#### DATASET ####

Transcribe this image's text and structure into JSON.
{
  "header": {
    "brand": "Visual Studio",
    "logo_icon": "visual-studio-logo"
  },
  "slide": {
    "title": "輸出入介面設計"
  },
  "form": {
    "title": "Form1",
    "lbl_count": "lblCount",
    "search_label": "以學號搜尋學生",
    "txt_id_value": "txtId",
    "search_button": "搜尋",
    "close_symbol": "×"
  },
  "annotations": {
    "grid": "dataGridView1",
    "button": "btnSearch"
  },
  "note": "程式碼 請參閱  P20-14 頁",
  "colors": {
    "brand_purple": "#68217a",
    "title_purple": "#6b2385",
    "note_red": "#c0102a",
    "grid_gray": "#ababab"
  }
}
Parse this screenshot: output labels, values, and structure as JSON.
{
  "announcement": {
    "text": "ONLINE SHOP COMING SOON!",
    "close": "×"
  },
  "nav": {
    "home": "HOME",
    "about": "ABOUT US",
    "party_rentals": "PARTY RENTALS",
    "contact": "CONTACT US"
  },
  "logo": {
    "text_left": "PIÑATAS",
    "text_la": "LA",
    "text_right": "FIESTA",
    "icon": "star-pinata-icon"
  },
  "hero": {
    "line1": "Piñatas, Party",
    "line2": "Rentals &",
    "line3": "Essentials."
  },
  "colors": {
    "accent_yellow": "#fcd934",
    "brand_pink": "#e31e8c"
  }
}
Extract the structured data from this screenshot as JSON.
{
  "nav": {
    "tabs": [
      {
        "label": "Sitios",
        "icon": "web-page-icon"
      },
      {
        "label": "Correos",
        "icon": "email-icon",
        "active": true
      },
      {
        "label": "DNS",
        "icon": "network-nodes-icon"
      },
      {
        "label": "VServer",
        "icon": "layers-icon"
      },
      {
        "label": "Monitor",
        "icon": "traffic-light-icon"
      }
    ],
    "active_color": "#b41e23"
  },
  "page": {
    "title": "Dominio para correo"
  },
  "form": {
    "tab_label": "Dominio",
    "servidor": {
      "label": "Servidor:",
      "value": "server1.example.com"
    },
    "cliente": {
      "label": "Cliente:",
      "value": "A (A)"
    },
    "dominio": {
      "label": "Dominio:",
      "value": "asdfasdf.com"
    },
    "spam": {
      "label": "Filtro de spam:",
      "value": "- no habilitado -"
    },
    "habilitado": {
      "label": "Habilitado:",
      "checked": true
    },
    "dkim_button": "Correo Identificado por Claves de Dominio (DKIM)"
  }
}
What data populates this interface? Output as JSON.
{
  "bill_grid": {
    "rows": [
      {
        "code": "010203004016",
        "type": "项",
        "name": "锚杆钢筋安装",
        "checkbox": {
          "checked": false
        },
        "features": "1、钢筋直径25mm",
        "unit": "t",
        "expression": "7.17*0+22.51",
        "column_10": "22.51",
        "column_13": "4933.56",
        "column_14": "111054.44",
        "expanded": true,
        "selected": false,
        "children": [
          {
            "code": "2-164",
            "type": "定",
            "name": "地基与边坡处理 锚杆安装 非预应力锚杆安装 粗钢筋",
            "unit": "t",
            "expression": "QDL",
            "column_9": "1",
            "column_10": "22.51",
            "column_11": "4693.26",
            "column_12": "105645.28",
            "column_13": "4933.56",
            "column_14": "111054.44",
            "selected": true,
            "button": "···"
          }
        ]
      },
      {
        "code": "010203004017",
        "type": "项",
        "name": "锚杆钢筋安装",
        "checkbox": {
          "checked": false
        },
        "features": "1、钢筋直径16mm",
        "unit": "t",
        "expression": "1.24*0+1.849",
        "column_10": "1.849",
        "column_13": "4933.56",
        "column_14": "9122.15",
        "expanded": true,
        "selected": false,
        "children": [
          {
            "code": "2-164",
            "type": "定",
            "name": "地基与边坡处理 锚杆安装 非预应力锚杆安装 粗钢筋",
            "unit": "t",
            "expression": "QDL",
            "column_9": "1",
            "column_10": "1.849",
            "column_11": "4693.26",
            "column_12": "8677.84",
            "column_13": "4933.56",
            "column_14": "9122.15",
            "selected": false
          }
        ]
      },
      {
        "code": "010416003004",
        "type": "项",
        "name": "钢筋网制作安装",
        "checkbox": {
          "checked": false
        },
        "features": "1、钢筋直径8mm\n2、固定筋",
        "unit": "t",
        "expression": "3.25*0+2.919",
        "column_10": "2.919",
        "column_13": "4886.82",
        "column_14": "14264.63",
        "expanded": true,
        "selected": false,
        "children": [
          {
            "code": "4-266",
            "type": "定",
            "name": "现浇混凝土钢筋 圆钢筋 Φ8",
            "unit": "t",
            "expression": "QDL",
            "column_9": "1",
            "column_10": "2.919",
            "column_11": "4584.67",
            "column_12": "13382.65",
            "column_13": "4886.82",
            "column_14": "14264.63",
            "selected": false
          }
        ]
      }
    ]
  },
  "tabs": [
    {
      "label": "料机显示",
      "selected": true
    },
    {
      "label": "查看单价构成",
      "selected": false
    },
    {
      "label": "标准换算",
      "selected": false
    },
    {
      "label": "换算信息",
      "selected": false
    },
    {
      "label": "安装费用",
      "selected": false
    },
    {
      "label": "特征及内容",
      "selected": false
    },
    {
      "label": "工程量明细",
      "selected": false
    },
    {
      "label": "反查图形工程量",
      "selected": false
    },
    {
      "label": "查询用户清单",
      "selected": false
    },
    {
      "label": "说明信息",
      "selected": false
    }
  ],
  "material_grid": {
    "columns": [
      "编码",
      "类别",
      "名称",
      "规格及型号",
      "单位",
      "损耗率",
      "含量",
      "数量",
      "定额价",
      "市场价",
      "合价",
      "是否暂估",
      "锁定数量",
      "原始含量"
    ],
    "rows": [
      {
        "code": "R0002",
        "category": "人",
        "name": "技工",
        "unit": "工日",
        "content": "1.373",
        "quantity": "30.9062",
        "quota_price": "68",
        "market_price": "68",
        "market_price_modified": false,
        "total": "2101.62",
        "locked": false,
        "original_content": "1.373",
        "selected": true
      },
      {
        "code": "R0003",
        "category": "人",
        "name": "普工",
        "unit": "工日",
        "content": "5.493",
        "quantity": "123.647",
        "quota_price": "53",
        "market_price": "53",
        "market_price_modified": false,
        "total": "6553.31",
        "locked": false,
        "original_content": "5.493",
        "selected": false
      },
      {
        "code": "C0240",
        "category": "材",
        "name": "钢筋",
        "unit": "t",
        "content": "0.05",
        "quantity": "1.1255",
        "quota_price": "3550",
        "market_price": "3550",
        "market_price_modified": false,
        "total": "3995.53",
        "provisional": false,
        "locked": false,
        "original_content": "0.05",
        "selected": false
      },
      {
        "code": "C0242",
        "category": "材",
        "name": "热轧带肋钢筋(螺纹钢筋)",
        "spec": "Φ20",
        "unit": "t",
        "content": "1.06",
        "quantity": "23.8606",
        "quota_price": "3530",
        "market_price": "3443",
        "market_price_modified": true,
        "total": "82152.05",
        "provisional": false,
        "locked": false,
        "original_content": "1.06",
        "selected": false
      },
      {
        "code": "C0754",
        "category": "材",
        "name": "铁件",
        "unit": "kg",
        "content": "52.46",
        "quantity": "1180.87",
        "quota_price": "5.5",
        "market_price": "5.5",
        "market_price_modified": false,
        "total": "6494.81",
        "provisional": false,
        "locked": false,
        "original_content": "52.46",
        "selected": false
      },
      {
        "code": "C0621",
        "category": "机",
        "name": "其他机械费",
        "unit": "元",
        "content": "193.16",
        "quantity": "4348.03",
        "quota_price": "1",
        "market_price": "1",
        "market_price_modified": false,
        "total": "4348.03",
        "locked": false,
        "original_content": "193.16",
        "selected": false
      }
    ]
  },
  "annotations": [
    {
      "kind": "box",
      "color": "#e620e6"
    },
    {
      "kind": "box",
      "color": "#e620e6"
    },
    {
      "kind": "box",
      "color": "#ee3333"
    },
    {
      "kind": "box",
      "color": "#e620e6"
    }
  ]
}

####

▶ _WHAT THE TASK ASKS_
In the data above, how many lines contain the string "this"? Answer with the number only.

▶ _EXERCISE ANSWER_
4